How Foreign Direct Investment Affects U.S. Jobs: A Policy Forum
When we take stock of U.S. jobs created by foreign direct investment (FDI), it's not just about the large number of jobs, it's also about the quality of the jobs. The United States has been the largest recipient worldwide of FDI and the recipient firms account for nearly nine percent of the total U.S labor force.
According to the Bureau for Economic Analysis, FDI expenditures to acquire, establish, or expand U.S. businesses totaled $420.7 billion in 2015, a very substantial increase of 68 percent from 2014. Manufacturing accounted for the largest number of new employees resulting from FDI in 2015, at 139,500. New foreign investment in manufacturing was $281.4 billion in 2015 accounting for more than half of total new investment.
Our panel of experts will discuss the significance of FDI, the impact on U.S. employment, and the prospects for its future growth in a dynamic forum, including audience Q+A.

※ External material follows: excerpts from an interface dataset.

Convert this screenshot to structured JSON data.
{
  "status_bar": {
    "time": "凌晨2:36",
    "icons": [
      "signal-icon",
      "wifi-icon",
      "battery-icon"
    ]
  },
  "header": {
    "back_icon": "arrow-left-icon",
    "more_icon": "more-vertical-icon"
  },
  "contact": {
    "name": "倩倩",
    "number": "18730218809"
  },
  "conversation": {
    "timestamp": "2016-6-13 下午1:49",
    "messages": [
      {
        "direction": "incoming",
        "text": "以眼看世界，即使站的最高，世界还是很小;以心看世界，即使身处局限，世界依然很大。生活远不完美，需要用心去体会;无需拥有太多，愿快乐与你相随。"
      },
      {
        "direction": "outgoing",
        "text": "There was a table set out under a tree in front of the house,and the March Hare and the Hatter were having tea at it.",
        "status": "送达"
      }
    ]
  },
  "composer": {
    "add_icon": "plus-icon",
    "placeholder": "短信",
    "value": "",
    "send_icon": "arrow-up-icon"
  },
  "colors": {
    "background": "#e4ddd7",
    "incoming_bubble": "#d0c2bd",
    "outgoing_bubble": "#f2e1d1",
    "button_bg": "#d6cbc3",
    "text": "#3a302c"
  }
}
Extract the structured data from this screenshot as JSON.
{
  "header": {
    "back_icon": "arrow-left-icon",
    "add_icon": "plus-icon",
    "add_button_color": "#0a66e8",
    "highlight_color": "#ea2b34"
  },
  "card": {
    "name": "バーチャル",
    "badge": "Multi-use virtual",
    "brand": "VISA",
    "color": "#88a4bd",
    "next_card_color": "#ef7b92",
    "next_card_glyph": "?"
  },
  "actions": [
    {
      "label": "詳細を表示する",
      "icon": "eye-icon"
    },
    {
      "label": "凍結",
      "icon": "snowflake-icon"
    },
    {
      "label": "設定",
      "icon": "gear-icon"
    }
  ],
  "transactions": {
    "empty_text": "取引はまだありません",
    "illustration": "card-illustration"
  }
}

The forum will be introduced by J. Robert Vastine, Senior Industry Fellow, Georgetown Center for Business and Public Policy. The panel discussion will be moderated by J. Bradford Jensen, Senior Policy Scholar, Georgetown Center for Business and Public Policy and McCrane/Shaker Chair in International Business, McDonough School of Business, Georgetown University. Panelists include:
- Erin Ennis, Senior Vice President, U.S.-China Business Council

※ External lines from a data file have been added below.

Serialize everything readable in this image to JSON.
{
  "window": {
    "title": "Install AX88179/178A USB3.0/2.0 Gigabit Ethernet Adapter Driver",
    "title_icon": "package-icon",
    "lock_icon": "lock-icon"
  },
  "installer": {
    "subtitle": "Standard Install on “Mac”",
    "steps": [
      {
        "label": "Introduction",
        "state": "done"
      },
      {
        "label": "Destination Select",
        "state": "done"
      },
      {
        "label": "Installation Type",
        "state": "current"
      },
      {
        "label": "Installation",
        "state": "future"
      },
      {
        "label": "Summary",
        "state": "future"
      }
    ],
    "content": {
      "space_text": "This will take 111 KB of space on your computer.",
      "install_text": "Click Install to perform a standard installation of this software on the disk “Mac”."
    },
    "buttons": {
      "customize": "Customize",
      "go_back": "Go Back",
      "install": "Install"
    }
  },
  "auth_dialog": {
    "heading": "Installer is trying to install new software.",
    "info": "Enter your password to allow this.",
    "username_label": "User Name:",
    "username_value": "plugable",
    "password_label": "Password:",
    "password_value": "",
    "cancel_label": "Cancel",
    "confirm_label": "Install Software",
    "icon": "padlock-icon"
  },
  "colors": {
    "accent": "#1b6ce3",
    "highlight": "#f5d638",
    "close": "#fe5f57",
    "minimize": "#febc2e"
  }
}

- Nicholas Evans, Vice President, CGI, U.S. government relations
- Nancy McLernon, President and CEO, Organization for International Investment

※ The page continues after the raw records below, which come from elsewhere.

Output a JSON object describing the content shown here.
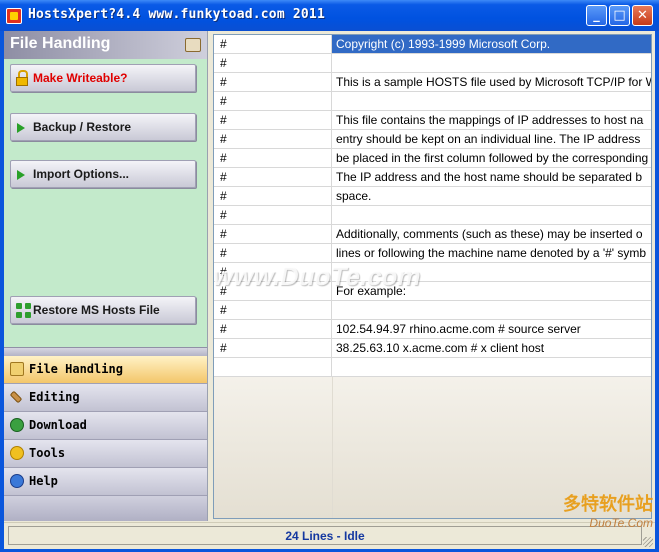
{
  "window": {
    "title": "HostsXpert?4.4  www.funkytoad.com 2011",
    "controls": {
      "minimize": "_",
      "maximize": "□",
      "close": "✕"
    }
  },
  "left_panel": {
    "header": "File Handling",
    "header_icon": "folder-edit-icon",
    "actions": [
      {
        "label": "Make Writeable?",
        "icon": "lock-icon"
      },
      {
        "label": "Backup / Restore",
        "icon": "green-arrow-icon"
      },
      {
        "label": "Import Options...",
        "icon": "green-arrow-icon"
      },
      {
        "label": "Restore MS Hosts File",
        "icon": "restore-icon"
      }
    ],
    "nav": [
      {
        "label": "File Handling",
        "icon": "file-handling-icon",
        "active": true
      },
      {
        "label": "Editing",
        "icon": "wrench-icon",
        "active": false
      },
      {
        "label": "Download",
        "icon": "download-icon",
        "active": false
      },
      {
        "label": "Tools",
        "icon": "tools-icon",
        "active": false
      },
      {
        "label": "Help",
        "icon": "help-icon",
        "active": false
      }
    ]
  },
  "hosts_grid": {
    "rows": [
      {
        "c1": "#",
        "c2": "Copyright (c) 1993-1999 Microsoft Corp.",
        "selected": true
      },
      {
        "c1": "#",
        "c2": ""
      },
      {
        "c1": "#",
        "c2": "This is a sample HOSTS file used by Microsoft TCP/IP for W"
      },
      {
        "c1": "#",
        "c2": ""
      },
      {
        "c1": "#",
        "c2": "This file contains the mappings of IP addresses to host na"
      },
      {
        "c1": "#",
        "c2": "entry should be kept on an individual line. The IP address"
      },
      {
        "c1": "#",
        "c2": "be placed in the first column followed by the corresponding"
      },
      {
        "c1": "#",
        "c2": "The IP address and the host name should be separated b"
      },
      {
        "c1": "#",
        "c2": "space."
      },
      {
        "c1": "#",
        "c2": ""
      },
      {
        "c1": "#",
        "c2": "Additionally, comments (such as these) may be inserted o"
      },
      {
        "c1": "#",
        "c2": "lines or following the machine name denoted by a '#' symb"
      },
      {
        "c1": "#",
        "c2": ""
      },
      {
        "c1": "#",
        "c2": "For example:"
      },
      {
        "c1": "#",
        "c2": ""
      },
      {
        "c1": "#",
        "c2": "102.54.94.97     rhino.acme.com          # source server"
      },
      {
        "c1": "#",
        "c2": "38.25.63.10     x.acme.com              # x client host"
      },
      {
        "c1": "",
        "c2": ""
      }
    ]
  },
  "watermark": {
    "text": "www.DuoTe.com",
    "corner_main": "多特软件站",
    "corner_sub": "DuoTe.Com"
  },
  "status": {
    "text": "24 Lines - Idle"
  }
}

- Lindsay Oldenski, Associate Professor, Walsh School of Foreign Service, Georgetown University
Lunch will be provided.
Register for the event through Eventbrite here.
This seminar is part of the Georgetown Center for Business and Public Policy's Georgetown on the Hill series at which we convene policymakers, academics, and industry experts to discuss important economic policy issues of the day.